Task statement ▸
Examine every line of the listing below. Count those containing "placeholder" and state only the result.

Record set ▸

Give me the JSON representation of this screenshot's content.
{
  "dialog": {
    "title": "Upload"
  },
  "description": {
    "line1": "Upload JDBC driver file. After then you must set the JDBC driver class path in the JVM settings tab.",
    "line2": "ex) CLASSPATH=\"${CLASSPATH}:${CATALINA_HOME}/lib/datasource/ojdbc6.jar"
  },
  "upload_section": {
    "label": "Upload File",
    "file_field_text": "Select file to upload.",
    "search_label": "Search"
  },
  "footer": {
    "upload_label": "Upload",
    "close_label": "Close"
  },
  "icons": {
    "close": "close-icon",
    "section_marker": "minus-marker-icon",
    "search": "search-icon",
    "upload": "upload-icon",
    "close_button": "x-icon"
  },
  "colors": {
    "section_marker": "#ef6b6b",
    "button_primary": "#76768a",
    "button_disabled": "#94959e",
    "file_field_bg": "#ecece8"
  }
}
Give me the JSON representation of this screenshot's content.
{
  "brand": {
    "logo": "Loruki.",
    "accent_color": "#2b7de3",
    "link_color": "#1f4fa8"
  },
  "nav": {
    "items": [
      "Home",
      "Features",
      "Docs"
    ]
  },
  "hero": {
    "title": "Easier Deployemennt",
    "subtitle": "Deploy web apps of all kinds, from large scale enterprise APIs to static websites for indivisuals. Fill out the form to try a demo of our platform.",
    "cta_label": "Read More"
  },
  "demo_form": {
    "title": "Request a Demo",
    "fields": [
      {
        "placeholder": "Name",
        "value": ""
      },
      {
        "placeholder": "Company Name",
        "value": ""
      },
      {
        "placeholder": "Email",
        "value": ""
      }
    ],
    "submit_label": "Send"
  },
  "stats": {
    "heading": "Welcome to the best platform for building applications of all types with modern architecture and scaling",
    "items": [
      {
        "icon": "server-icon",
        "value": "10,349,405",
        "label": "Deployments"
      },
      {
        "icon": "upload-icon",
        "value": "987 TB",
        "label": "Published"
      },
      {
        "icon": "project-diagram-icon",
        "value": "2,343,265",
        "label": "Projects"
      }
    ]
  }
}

Task response ▸
3